If we were to take one of today´s golfers to 36th Street overlooking Hyde Park, with the old bed of Harris Creek still plainly visible, and tell him that this was the first golf course in the area (believed to be the first west of the Mississippi), he would probably look askance, tap his forehead to indicate his opinion of our mental stability and walk off. But this was really where golf started n Kansas City&endash;because Kansas City had not yet annexed Westport.

When T.H. Mastin, J.J. Mastin and Seth Ward platted the Hyde Park subdivision the two block long, one block wide gully, which is now Hyde Park, was platted as blocks 22 and 31. But that was before architects had begun to suit their building designs to fit the terrain. There were no cantilevered houses or multilevel houses terraced down a hillside. Therefore, the steeply sloping lots along the gully were considered useless as building sites.

By some unknown agreement with the Hyde Park Land Company the residents who lived near blocks 22 and 31 had the gully surrounded by an iron fence with locked gates. For more than 50 years thereafter, the residents of the more modest homes in the James Hunter subdivision to the north referred to the fenced area as the place "where the rich kids used to play."

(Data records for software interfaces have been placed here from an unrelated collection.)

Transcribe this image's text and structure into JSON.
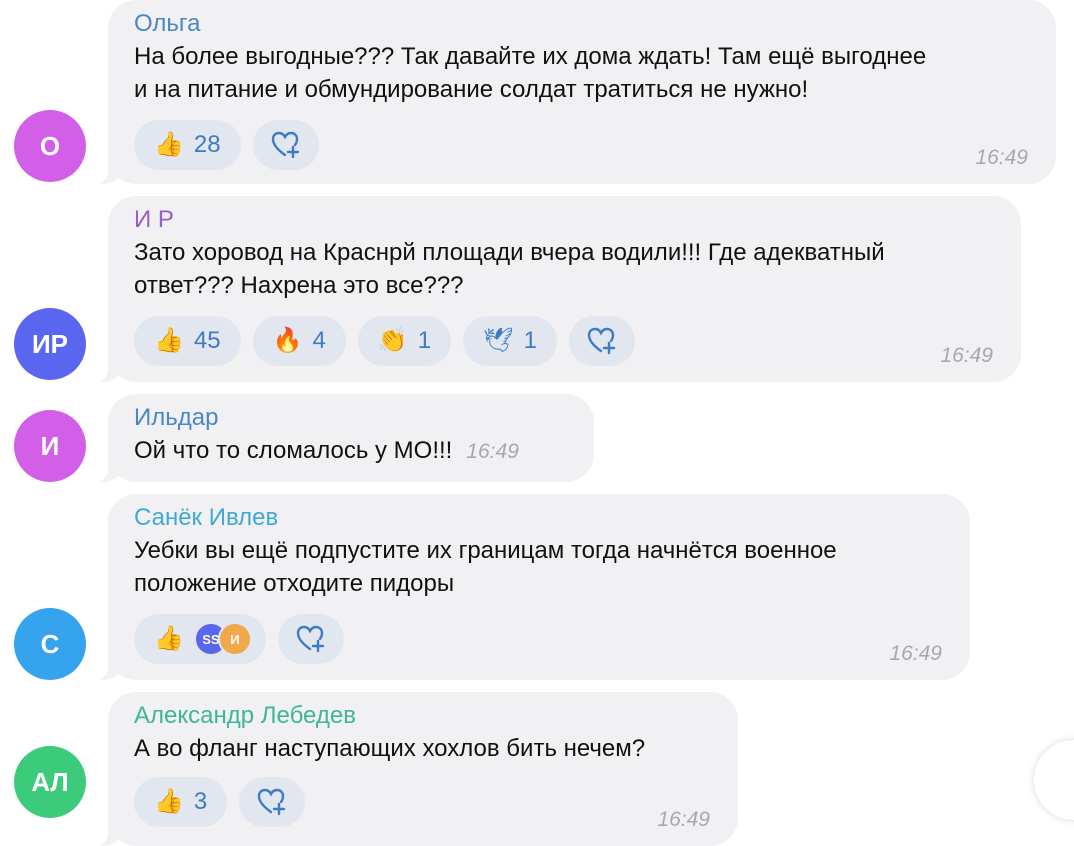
{
  "messages": [
    {
      "author": "Ольга",
      "author_color": "#4a86c8",
      "avatar_letters": "О",
      "avatar_color": "#d35ee7",
      "text_lines": [
        "На более выгодные??? Так давайте их дома ждать! Там ещё выгоднее",
        "и на питание и обмундирование солдат тратиться не нужно!"
      ],
      "reactions": [
        {
          "emoji": "👍",
          "count": "28"
        }
      ],
      "time": "16:49"
    },
    {
      "author": "И Р",
      "author_color": "#9a5cc8",
      "avatar_letters": "ИР",
      "avatar_color": "#5a66ef",
      "text_lines": [
        "Зато хоровод на Краснрй площади вчера водили!!! Где адекватный",
        "ответ??? Нахрена это все???"
      ],
      "reactions": [
        {
          "emoji": "👍",
          "count": "45"
        },
        {
          "emoji": "🔥",
          "count": "4"
        },
        {
          "emoji": "👏",
          "count": "1"
        },
        {
          "emoji": "🕊",
          "count": "1"
        }
      ],
      "time": "16:49"
    },
    {
      "author": "Ильдар",
      "author_color": "#4a86c8",
      "avatar_letters": "И",
      "avatar_color": "#d35ee7",
      "text_lines": [
        "Ой что то сломалось у МО!!!"
      ],
      "time": "16:49"
    },
    {
      "author": "Санёк Ивлев",
      "author_color": "#3fa8d8",
      "avatar_letters": "С",
      "avatar_color": "#36a3ee",
      "text_lines": [
        "Уебки вы ещё подпустите их границам тогда начнётся военное",
        "положение отходите пидоры"
      ],
      "reactions": [
        {
          "emoji": "👍",
          "mini": [
            "SS",
            "И"
          ]
        }
      ],
      "mini_colors": [
        "#5a66ef",
        "#f0a84a"
      ],
      "time": "16:49"
    },
    {
      "author": "Александр Лебедев",
      "author_color": "#3fb59a",
      "avatar_letters": "АЛ",
      "avatar_color": "#3ccb7a",
      "text_lines": [
        "А во фланг наступающих хохлов бить нечем?"
      ],
      "reactions": [
        {
          "emoji": "👍",
          "count": "3"
        }
      ],
      "time": "16:49"
    }
  ],
  "icons": {
    "add_reaction": "heart-plus-icon",
    "thumbs_up": "thumbs-up-icon"
  }
}
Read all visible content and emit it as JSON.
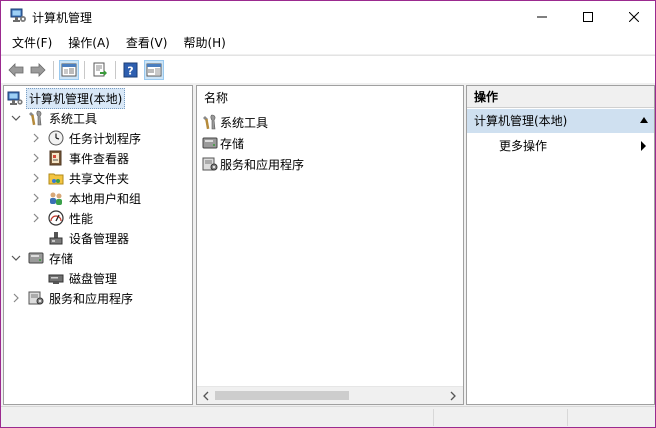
{
  "window": {
    "title": "计算机管理",
    "accent_border": "#9b2a8f"
  },
  "menu": [
    {
      "label": "文件(F)"
    },
    {
      "label": "操作(A)"
    },
    {
      "label": "查看(V)"
    },
    {
      "label": "帮助(H)"
    }
  ],
  "toolbar": {
    "buttons": [
      "back-arrow-icon",
      "forward-arrow-icon",
      "show-hide-console-tree-icon",
      "export-list-icon",
      "help-icon",
      "show-hide-action-pane-icon"
    ]
  },
  "tree": {
    "root": {
      "label": "计算机管理(本地)"
    },
    "items": [
      {
        "label": "系统工具",
        "level": 1,
        "expanded": true
      },
      {
        "label": "任务计划程序",
        "level": 2
      },
      {
        "label": "事件查看器",
        "level": 2
      },
      {
        "label": "共享文件夹",
        "level": 2
      },
      {
        "label": "本地用户和组",
        "level": 2
      },
      {
        "label": "性能",
        "level": 2
      },
      {
        "label": "设备管理器",
        "level": 2
      },
      {
        "label": "存储",
        "level": 1,
        "expanded": true
      },
      {
        "label": "磁盘管理",
        "level": 2
      },
      {
        "label": "服务和应用程序",
        "level": 1,
        "expanded": false
      }
    ]
  },
  "list": {
    "column_header": "名称",
    "rows": [
      {
        "label": "系统工具"
      },
      {
        "label": "存储"
      },
      {
        "label": "服务和应用程序"
      }
    ]
  },
  "actions": {
    "header": "操作",
    "section_title": "计算机管理(本地)",
    "items": [
      {
        "label": "更多操作"
      }
    ]
  }
}
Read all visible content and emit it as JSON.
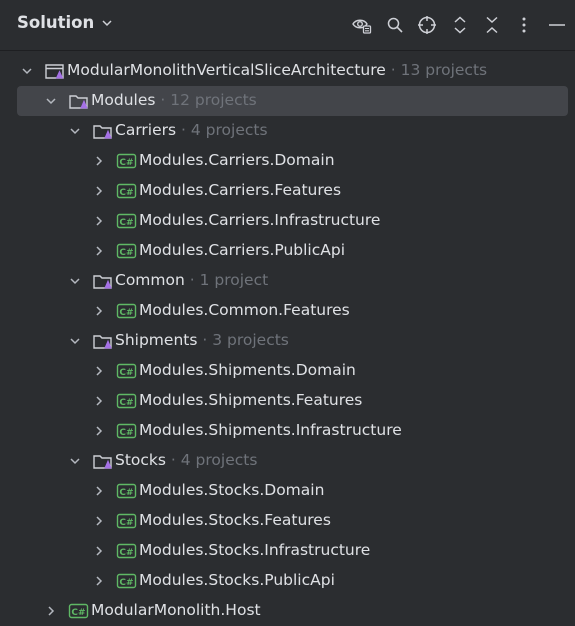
{
  "header": {
    "title": "Solution",
    "icons": [
      "eye-settings-icon",
      "search-icon",
      "target-icon",
      "expand-all-icon",
      "collapse-all-icon",
      "more-icon",
      "minimize-icon"
    ]
  },
  "tree": [
    {
      "label": "ModularMonolithVerticalSliceArchitecture",
      "meta": "· 13 projects",
      "type": "solution",
      "expanded": true
    },
    {
      "label": "Modules",
      "meta": "· 12 projects",
      "type": "folder",
      "expanded": true,
      "selected": true
    },
    {
      "label": "Carriers",
      "meta": "· 4 projects",
      "type": "folder",
      "expanded": true
    },
    {
      "label": "Modules.Carriers.Domain",
      "meta": "",
      "type": "csharp",
      "expanded": false
    },
    {
      "label": "Modules.Carriers.Features",
      "meta": "",
      "type": "csharp",
      "expanded": false
    },
    {
      "label": "Modules.Carriers.Infrastructure",
      "meta": "",
      "type": "csharp",
      "expanded": false
    },
    {
      "label": "Modules.Carriers.PublicApi",
      "meta": "",
      "type": "csharp",
      "expanded": false
    },
    {
      "label": "Common",
      "meta": "· 1 project",
      "type": "folder",
      "expanded": true
    },
    {
      "label": "Modules.Common.Features",
      "meta": "",
      "type": "csharp",
      "expanded": false
    },
    {
      "label": "Shipments",
      "meta": "· 3 projects",
      "type": "folder",
      "expanded": true
    },
    {
      "label": "Modules.Shipments.Domain",
      "meta": "",
      "type": "csharp",
      "expanded": false
    },
    {
      "label": "Modules.Shipments.Features",
      "meta": "",
      "type": "csharp",
      "expanded": false
    },
    {
      "label": "Modules.Shipments.Infrastructure",
      "meta": "",
      "type": "csharp",
      "expanded": false
    },
    {
      "label": "Stocks",
      "meta": "· 4 projects",
      "type": "folder",
      "expanded": true
    },
    {
      "label": "Modules.Stocks.Domain",
      "meta": "",
      "type": "csharp",
      "expanded": false
    },
    {
      "label": "Modules.Stocks.Features",
      "meta": "",
      "type": "csharp",
      "expanded": false
    },
    {
      "label": "Modules.Stocks.Infrastructure",
      "meta": "",
      "type": "csharp",
      "expanded": false
    },
    {
      "label": "Modules.Stocks.PublicApi",
      "meta": "",
      "type": "csharp",
      "expanded": false
    },
    {
      "label": "ModularMonolith.Host",
      "meta": "",
      "type": "csharp",
      "expanded": false
    }
  ],
  "colors": {
    "csharp": "#5fb865",
    "folder": "#ced0d6",
    "accent": "#a571e6"
  }
}
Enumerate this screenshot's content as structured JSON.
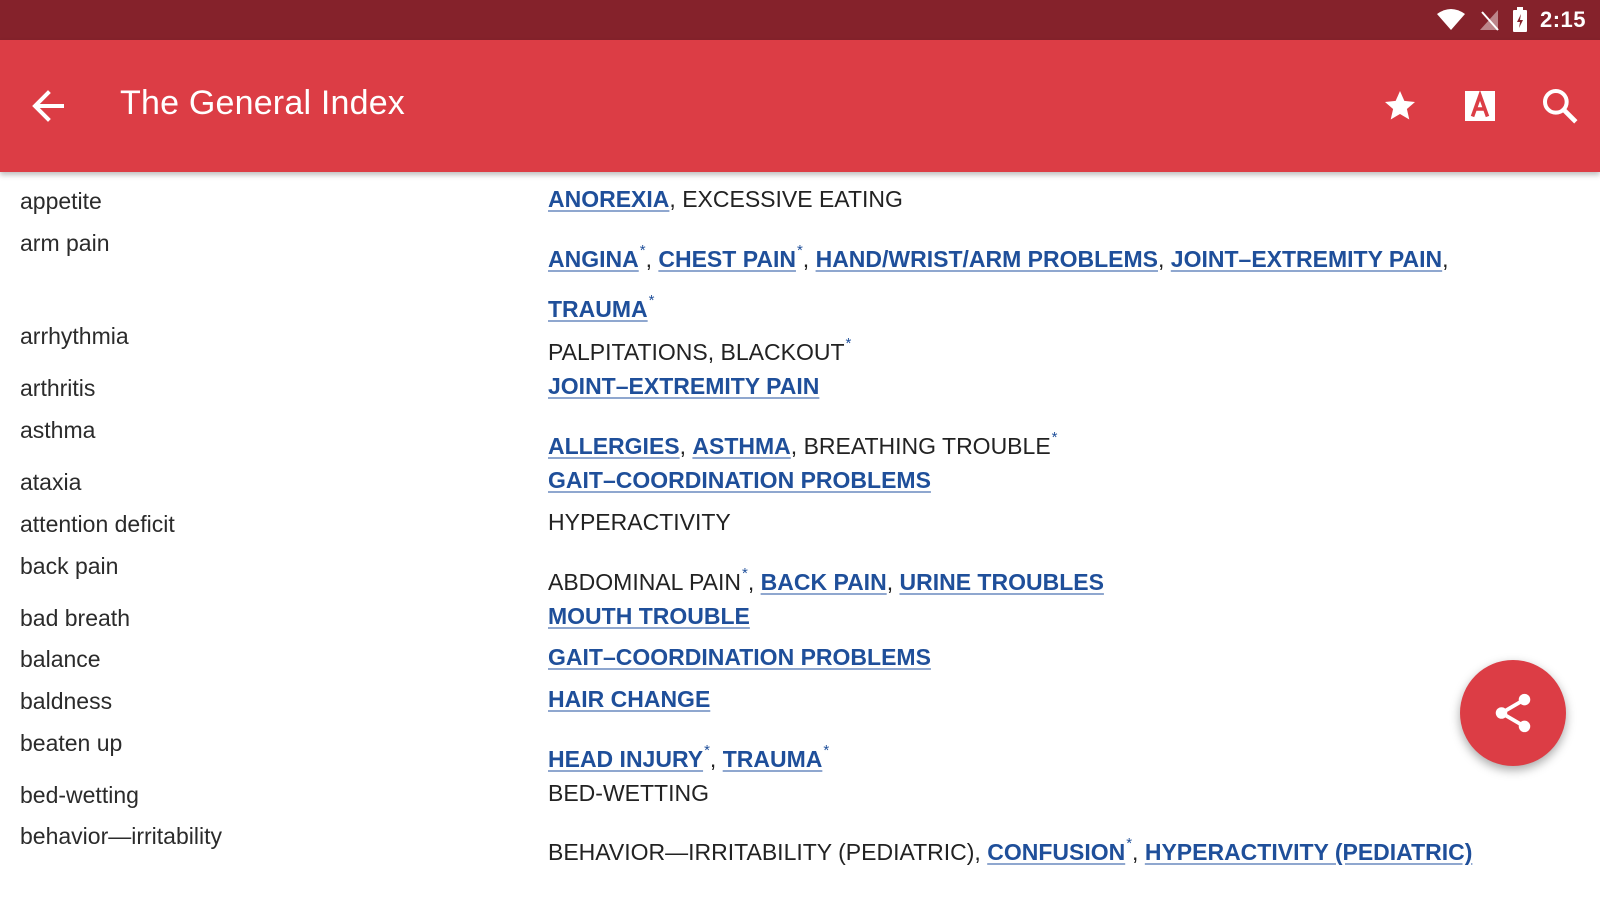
{
  "status_bar": {
    "time": "2:15"
  },
  "app_bar": {
    "title": "The General Index"
  },
  "icons": {
    "back": "arrow-left-icon",
    "favorite": "star-icon",
    "font": "font-size-icon",
    "search": "search-icon",
    "share": "share-icon"
  },
  "colors": {
    "status_bar": "#85222b",
    "app_bar": "#dc3d45",
    "link": "#1f4f9a",
    "fab": "#dc3d45"
  },
  "index": [
    {
      "term": "appetite",
      "refs": [
        {
          "text": "ANOREXIA",
          "link": true
        },
        {
          "text": ", ",
          "link": false
        },
        {
          "text": "EXCESSIVE EATING",
          "link": false
        }
      ]
    },
    {
      "term": "arm pain",
      "refs": [
        {
          "text": "ANGINA",
          "link": true,
          "star": "*"
        },
        {
          "text": ", ",
          "link": false
        },
        {
          "text": "CHEST PAIN",
          "link": true,
          "star": "*"
        },
        {
          "text": ", ",
          "link": false
        },
        {
          "text": "HAND/WRIST/ARM PROBLEMS",
          "link": true
        },
        {
          "text": ", ",
          "link": false
        },
        {
          "text": "JOINT–EXTREMITY PAIN",
          "link": true
        },
        {
          "text": ", ",
          "link": false
        },
        {
          "text": "TRAUMA",
          "link": true,
          "star": "*"
        }
      ]
    },
    {
      "term": "arrhythmia",
      "refs": [
        {
          "text": "PALPITATIONS, BLACKOUT",
          "link": false,
          "star": "*"
        }
      ]
    },
    {
      "term": "arthritis",
      "refs": [
        {
          "text": "JOINT–EXTREMITY PAIN",
          "link": true
        }
      ]
    },
    {
      "term": "asthma",
      "refs": [
        {
          "text": "ALLERGIES",
          "link": true
        },
        {
          "text": ", ",
          "link": false
        },
        {
          "text": "ASTHMA",
          "link": true
        },
        {
          "text": ", ",
          "link": false
        },
        {
          "text": "BREATHING TROUBLE",
          "link": false,
          "star": "*"
        }
      ]
    },
    {
      "term": "ataxia",
      "refs": [
        {
          "text": "GAIT–COORDINATION PROBLEMS",
          "link": true
        }
      ]
    },
    {
      "term": "attention deficit",
      "refs": [
        {
          "text": "HYPERACTIVITY",
          "link": false
        }
      ]
    },
    {
      "term": "back pain",
      "refs": [
        {
          "text": "ABDOMINAL PAIN",
          "link": false,
          "star": "*"
        },
        {
          "text": ", ",
          "link": false
        },
        {
          "text": "BACK PAIN",
          "link": true
        },
        {
          "text": ", ",
          "link": false
        },
        {
          "text": "URINE TROUBLES",
          "link": true
        }
      ]
    },
    {
      "term": "bad breath",
      "refs": [
        {
          "text": "MOUTH TROUBLE",
          "link": true
        }
      ]
    },
    {
      "term": "balance",
      "refs": [
        {
          "text": "GAIT–COORDINATION PROBLEMS",
          "link": true
        }
      ]
    },
    {
      "term": "baldness",
      "refs": [
        {
          "text": "HAIR CHANGE",
          "link": true
        }
      ]
    },
    {
      "term": "beaten up",
      "refs": [
        {
          "text": "HEAD INJURY",
          "link": true,
          "star": "*"
        },
        {
          "text": ", ",
          "link": false
        },
        {
          "text": "TRAUMA",
          "link": true,
          "star": "*"
        }
      ]
    },
    {
      "term": "bed-wetting",
      "refs": [
        {
          "text": "BED-WETTING",
          "link": false
        }
      ]
    },
    {
      "term": "behavior—irritability",
      "refs": [
        {
          "text": "BEHAVIOR—IRRITABILITY (PEDIATRIC)",
          "link": false
        },
        {
          "text": ", ",
          "link": false
        },
        {
          "text": "CONFUSION",
          "link": true,
          "star": "*"
        },
        {
          "text": ", ",
          "link": false
        },
        {
          "text": "HYPERACTIVITY (PEDIATRIC)",
          "link": true
        }
      ]
    }
  ]
}
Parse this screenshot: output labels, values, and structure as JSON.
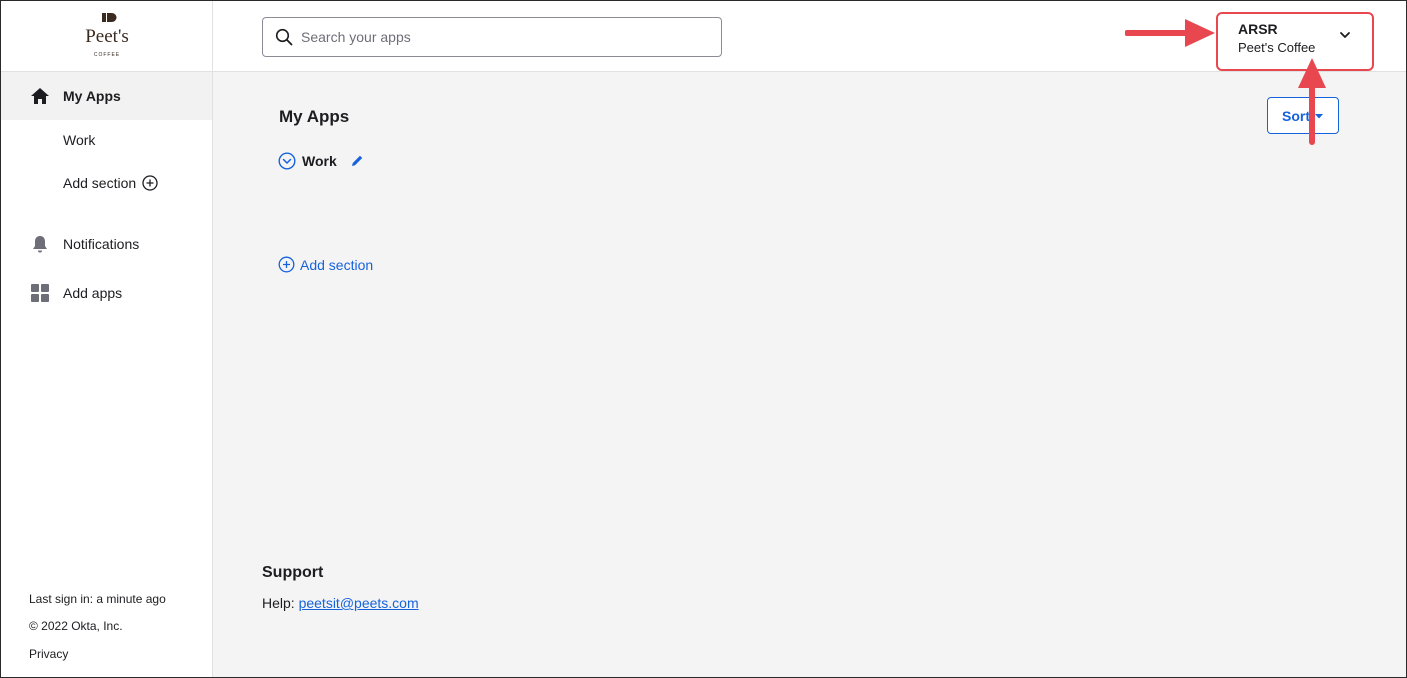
{
  "logo": {
    "text": "Peet's",
    "subtext": "COFFEE"
  },
  "sidebar": {
    "items": [
      {
        "label": "My Apps",
        "icon": "home-icon"
      },
      {
        "label": "Work"
      },
      {
        "label": "Add section",
        "icon": "plus-circle-icon"
      },
      {
        "label": "Notifications",
        "icon": "bell-icon"
      },
      {
        "label": "Add apps",
        "icon": "grid-icon"
      }
    ],
    "footer": {
      "last_sign_in": "Last sign in: a minute ago",
      "copyright": "© 2022 Okta, Inc.",
      "privacy": "Privacy"
    }
  },
  "search": {
    "placeholder": "Search your apps",
    "value": ""
  },
  "user": {
    "name": "ARSR",
    "org": "Peet's Coffee"
  },
  "main": {
    "title": "My Apps",
    "sort_label": "Sort",
    "section_name": "Work",
    "add_section_label": "Add section"
  },
  "support": {
    "title": "Support",
    "help_label": "Help:",
    "help_email": "peetsit@peets.com"
  },
  "colors": {
    "accent": "#1662dd",
    "annotation": "#e8474f",
    "main_bg": "#f4f4f4"
  }
}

Harris Creek with headwaters at 30th Street drained about one square mile by the time it reached 39th Street and turned east through the gap. During the wet seasons this must have been almost a river, but in the dry seasons, fed mostly by springs, it must have been a beautiful little valley, and an great place for the children of the neighborhood to play. Just south of 37th Street (which was never cut through) the land leveled out, and the water of Harris Creek which ran through the property, spread out into a large shallow "bog."

In the early 1890´s a young Scot by the name of Stanley Young came to Kansas City from Boston. Since golf originated in Scotland and was very popular among Scotsmen, Young brought golf clubs with him when he moved to Kansas City. He naturally assumed that any city of 132,000 would have a golf course, but alas, it was still a "cowtown."

Young kept on the lookout for a place where he could practice his golfing and eventually found the little fenced park and obtained permission to use it for practice.

Soon the men living on McGee on the west side of the park and those on Oak, now Gillham Road, on the east became interested in Young's strange activities and went down to watch. When they expressed an interest in the game, Young ordered clubs for them from Boston and a golf club was born.

It is probable that a green was built at the northwest corner and possibly another in the southeast corner.

Within a few years so many men had joined the club that the playing area became overcrowded. Officers were elected and as their first order of business began a search for a larger tract of land for their club. The Officers were Joseph Hubbard, 3622 Locust; Charles Washburn, 3523 McGee; Joseph Peppard, also on McGee, and Henry Van Brunt, 3617 Oak.

An article appeared in the May 6, 1896 edition of the Westport Sentinal Examiner which stated that the Hyde Park Golf and Country Club was moving out into the country and had purchased 120 acres on the west side of Santa Fe Road (now Wornall Road) between what are now 51st and 55th Streets. The club, said the article, planned to build a clubhouse designed by architect W.C. Root. The clubhouse is described as having a glassed-in veranda overlooking the golf course, locker rooms, a dormitory, kitchen and dining room.

Soon after Westport was annexed by Kansas City, the club changed its name to the Kansas City Country Club, and it remained at its location on Santa Fe until 1926 when it moved to 62nd and Indian Lane. Mrs. Jacob Leander Loose, who lived at the Walnuts across the street from the club, bought the club´s property when it moved and give it to the city. We know it today as Loose Park.